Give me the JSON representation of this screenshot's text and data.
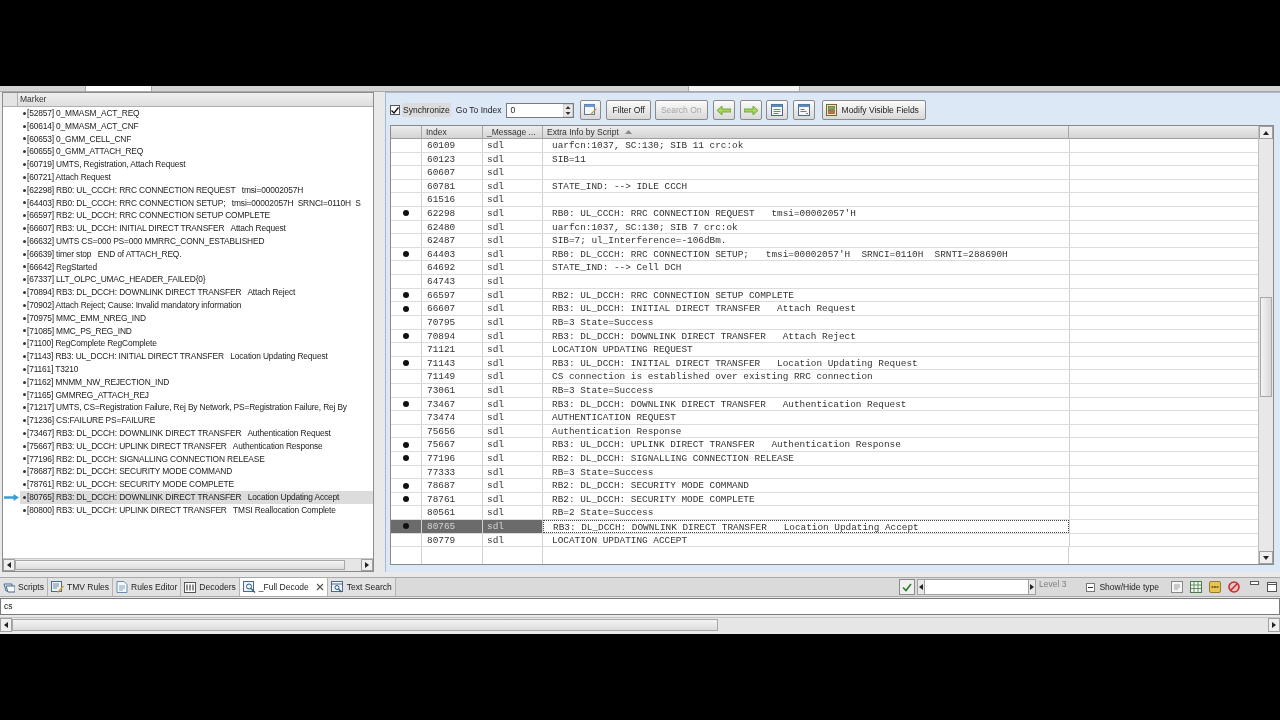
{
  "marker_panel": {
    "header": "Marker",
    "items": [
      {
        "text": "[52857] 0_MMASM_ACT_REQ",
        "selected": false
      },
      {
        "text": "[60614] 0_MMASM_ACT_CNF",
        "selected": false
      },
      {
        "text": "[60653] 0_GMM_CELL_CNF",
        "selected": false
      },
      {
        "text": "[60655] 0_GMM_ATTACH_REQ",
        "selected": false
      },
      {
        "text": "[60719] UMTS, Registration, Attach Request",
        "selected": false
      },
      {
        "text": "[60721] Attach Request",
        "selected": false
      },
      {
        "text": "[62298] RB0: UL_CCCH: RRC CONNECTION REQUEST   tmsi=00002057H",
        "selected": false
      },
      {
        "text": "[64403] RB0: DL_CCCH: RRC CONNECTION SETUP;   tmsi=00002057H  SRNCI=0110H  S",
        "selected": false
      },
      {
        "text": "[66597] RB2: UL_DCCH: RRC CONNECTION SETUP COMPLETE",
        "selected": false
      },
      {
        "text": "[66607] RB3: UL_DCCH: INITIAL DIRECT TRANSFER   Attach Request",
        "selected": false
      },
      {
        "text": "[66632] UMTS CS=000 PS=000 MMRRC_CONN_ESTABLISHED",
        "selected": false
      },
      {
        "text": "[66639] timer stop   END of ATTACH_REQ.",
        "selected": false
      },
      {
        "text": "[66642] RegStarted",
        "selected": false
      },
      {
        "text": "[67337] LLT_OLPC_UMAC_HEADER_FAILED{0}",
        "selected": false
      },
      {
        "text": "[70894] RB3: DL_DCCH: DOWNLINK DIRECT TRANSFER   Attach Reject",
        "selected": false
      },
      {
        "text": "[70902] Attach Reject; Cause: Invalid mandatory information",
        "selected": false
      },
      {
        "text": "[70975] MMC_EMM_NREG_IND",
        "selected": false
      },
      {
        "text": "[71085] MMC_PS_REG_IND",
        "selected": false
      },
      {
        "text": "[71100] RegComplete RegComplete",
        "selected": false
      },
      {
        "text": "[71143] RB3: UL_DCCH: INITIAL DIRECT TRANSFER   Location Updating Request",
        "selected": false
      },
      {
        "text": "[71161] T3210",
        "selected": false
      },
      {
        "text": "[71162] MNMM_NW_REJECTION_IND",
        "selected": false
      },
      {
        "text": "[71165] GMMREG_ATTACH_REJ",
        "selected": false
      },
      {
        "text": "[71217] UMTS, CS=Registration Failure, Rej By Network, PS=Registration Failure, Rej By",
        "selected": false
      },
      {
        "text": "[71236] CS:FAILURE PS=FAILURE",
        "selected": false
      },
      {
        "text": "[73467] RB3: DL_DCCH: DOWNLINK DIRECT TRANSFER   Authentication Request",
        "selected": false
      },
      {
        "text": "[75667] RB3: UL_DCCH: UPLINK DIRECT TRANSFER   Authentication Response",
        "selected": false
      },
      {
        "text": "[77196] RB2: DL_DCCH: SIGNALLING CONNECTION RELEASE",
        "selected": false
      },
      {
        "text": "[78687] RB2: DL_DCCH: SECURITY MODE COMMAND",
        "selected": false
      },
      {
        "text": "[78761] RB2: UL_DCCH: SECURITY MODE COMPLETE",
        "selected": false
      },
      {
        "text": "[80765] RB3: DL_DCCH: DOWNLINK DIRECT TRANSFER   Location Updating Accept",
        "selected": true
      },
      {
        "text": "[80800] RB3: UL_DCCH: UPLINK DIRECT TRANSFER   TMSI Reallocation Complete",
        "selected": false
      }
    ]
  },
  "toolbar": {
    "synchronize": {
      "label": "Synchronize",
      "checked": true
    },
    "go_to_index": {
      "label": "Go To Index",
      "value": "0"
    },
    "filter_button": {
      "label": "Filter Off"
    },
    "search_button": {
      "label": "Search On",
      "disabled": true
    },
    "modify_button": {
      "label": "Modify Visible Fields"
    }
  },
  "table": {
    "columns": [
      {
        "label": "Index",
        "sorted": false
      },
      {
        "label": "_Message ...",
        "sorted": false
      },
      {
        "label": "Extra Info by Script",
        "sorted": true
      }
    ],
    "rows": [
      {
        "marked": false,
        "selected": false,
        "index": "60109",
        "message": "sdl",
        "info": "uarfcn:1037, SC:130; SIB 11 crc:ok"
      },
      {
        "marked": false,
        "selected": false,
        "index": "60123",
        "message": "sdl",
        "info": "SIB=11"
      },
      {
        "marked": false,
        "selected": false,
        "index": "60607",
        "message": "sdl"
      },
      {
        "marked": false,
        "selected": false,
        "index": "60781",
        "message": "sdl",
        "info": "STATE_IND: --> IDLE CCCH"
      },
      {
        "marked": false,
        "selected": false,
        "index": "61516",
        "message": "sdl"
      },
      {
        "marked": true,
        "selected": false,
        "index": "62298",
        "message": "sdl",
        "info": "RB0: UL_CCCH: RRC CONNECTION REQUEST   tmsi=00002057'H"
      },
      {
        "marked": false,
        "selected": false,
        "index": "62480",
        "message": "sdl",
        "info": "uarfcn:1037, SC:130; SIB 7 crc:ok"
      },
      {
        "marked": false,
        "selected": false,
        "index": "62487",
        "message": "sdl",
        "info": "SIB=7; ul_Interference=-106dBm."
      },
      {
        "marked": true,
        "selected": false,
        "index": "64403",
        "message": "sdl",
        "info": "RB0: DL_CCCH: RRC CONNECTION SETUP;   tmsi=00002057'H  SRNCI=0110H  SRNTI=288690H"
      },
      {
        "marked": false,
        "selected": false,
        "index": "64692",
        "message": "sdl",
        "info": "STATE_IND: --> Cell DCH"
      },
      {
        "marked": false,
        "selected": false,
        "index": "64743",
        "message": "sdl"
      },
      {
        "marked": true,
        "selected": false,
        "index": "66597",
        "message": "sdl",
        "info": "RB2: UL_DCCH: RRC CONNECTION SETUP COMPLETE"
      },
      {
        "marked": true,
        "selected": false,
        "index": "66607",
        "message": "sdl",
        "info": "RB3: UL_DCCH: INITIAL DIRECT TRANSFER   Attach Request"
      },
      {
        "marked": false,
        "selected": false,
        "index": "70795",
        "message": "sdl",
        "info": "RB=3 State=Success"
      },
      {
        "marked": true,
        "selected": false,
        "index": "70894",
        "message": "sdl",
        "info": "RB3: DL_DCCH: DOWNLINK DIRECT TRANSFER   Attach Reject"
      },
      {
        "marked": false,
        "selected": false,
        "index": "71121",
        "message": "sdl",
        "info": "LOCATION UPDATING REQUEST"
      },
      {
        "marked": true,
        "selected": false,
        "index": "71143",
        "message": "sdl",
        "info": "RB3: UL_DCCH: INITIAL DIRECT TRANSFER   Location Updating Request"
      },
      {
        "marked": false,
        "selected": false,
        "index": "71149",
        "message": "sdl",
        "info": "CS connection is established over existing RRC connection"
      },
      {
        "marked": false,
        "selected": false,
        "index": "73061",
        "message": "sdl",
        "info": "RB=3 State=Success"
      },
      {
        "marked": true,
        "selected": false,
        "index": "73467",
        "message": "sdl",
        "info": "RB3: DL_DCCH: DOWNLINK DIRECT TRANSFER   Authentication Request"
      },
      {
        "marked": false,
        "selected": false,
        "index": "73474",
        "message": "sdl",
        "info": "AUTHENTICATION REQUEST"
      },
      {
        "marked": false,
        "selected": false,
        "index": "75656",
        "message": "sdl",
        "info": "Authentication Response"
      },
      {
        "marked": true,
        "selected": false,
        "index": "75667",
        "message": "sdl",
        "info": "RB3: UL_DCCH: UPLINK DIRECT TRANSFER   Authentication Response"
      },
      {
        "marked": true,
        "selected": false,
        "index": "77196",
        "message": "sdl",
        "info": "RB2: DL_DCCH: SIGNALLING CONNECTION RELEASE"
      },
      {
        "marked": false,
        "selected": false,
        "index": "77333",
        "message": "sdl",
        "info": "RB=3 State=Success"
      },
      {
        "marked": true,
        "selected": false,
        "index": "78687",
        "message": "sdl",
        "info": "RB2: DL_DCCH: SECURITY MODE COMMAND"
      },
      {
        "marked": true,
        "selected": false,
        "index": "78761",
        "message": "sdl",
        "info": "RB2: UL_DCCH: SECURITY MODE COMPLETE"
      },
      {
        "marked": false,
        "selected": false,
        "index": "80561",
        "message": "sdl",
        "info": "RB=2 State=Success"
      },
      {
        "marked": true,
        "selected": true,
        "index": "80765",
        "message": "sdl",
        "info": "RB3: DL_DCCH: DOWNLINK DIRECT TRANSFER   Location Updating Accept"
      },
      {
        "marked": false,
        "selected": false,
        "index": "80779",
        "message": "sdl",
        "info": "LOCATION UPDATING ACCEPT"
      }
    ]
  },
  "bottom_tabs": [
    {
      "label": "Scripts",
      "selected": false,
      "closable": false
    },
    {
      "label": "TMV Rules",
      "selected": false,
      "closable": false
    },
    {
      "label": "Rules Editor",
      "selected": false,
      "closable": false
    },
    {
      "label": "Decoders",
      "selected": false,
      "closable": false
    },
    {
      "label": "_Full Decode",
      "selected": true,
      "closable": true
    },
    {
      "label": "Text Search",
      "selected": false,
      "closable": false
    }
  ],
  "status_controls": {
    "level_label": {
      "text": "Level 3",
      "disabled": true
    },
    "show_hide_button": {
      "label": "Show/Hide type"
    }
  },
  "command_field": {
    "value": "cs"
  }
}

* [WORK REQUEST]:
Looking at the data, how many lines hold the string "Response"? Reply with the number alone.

* [RESULT FOR THIS TASK]:
3